#### Dataset excerpts:
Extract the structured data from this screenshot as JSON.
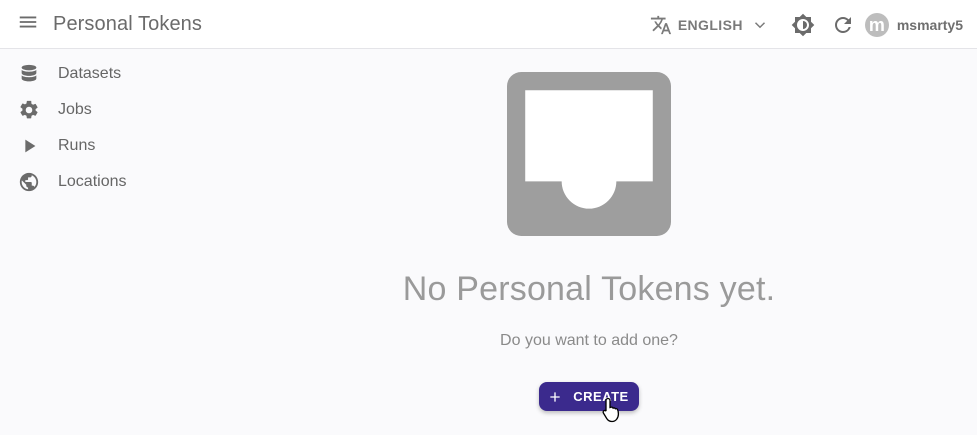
{
  "header": {
    "title": "Personal Tokens",
    "language": "ENGLISH",
    "username": "msmarty5",
    "avatar_letter": "m",
    "icons": {
      "menu": "menu-icon",
      "translate": "translate-icon",
      "chevron": "chevron-down-icon",
      "theme": "theme-toggle-icon",
      "refresh": "refresh-icon"
    }
  },
  "sidebar": {
    "items": [
      {
        "label": "Datasets",
        "icon": "database-icon"
      },
      {
        "label": "Jobs",
        "icon": "gear-icon"
      },
      {
        "label": "Runs",
        "icon": "play-icon"
      },
      {
        "label": "Locations",
        "icon": "globe-icon"
      }
    ]
  },
  "empty_state": {
    "icon": "inbox-icon",
    "title": "No Personal Tokens yet.",
    "subtitle": "Do you want to add one?",
    "create_label": "CREATE"
  },
  "colors": {
    "primary": "#3b2a8d",
    "icon_gray": "#7a7a7a",
    "empty_icon": "#9e9e9e",
    "background": "#fafafc"
  }
}
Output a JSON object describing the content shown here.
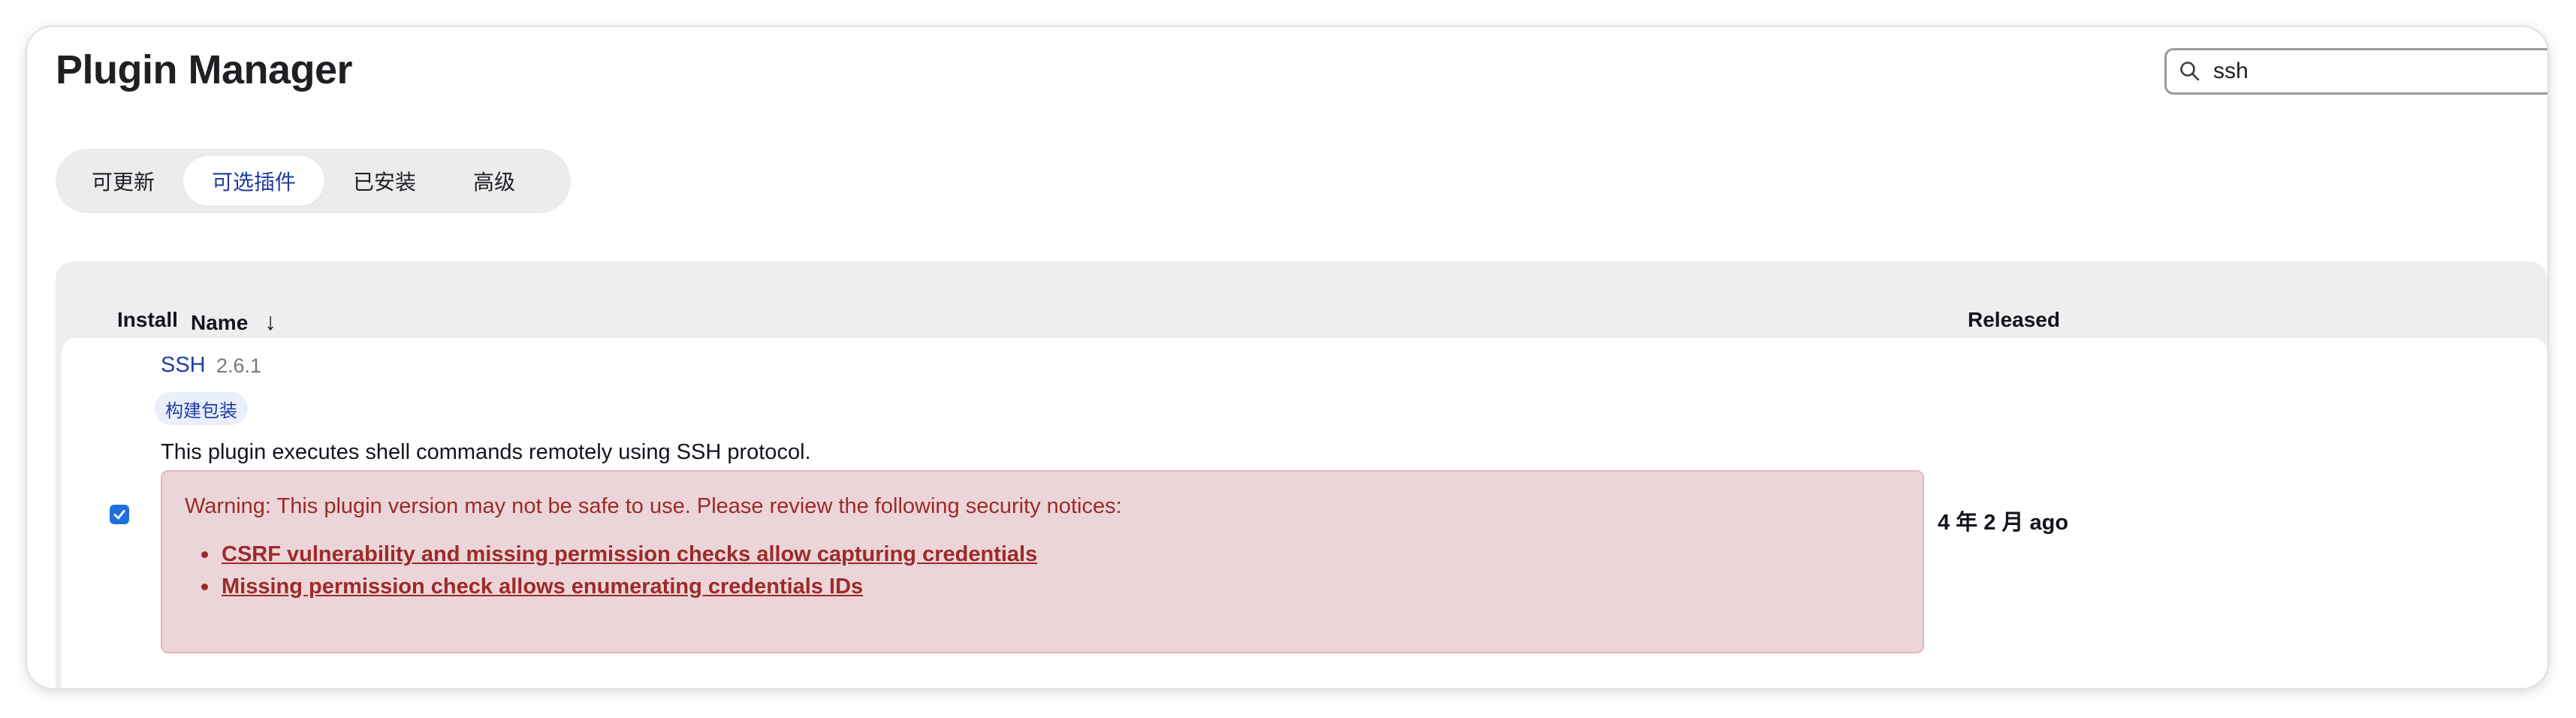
{
  "header": {
    "title": "Plugin Manager"
  },
  "search": {
    "value": "ssh",
    "icon": "search-icon"
  },
  "tabs": [
    {
      "label": "可更新",
      "active": false
    },
    {
      "label": "可选插件",
      "active": true
    },
    {
      "label": "已安装",
      "active": false
    },
    {
      "label": "高级",
      "active": false
    }
  ],
  "table": {
    "columns": {
      "install": "Install",
      "name": "Name",
      "sort_indicator": "↓",
      "released": "Released"
    },
    "rows": [
      {
        "installed_checked": true,
        "name": "SSH",
        "version": "2.6.1",
        "tag": "构建包装",
        "description": "This plugin executes shell commands remotely using SSH protocol.",
        "warning": {
          "text": "Warning: This plugin version may not be safe to use. Please review the following security notices:",
          "notices": [
            "CSRF vulnerability and missing permission checks allow capturing credentials",
            "Missing permission check allows enumerating credentials IDs"
          ]
        },
        "released": "4 年 2 月 ago"
      }
    ]
  },
  "colors": {
    "accent": "#1e3ea8",
    "warning_bg": "#ecd5d8",
    "warning_text": "#9c2a2a",
    "checkbox": "#1f6fe0"
  }
}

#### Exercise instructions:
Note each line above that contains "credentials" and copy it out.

#### Result for this exercise:
            "CSRF vulnerability and missing permission checks allow capturing credentials",
            "Missing permission check allows enumerating credentials IDs"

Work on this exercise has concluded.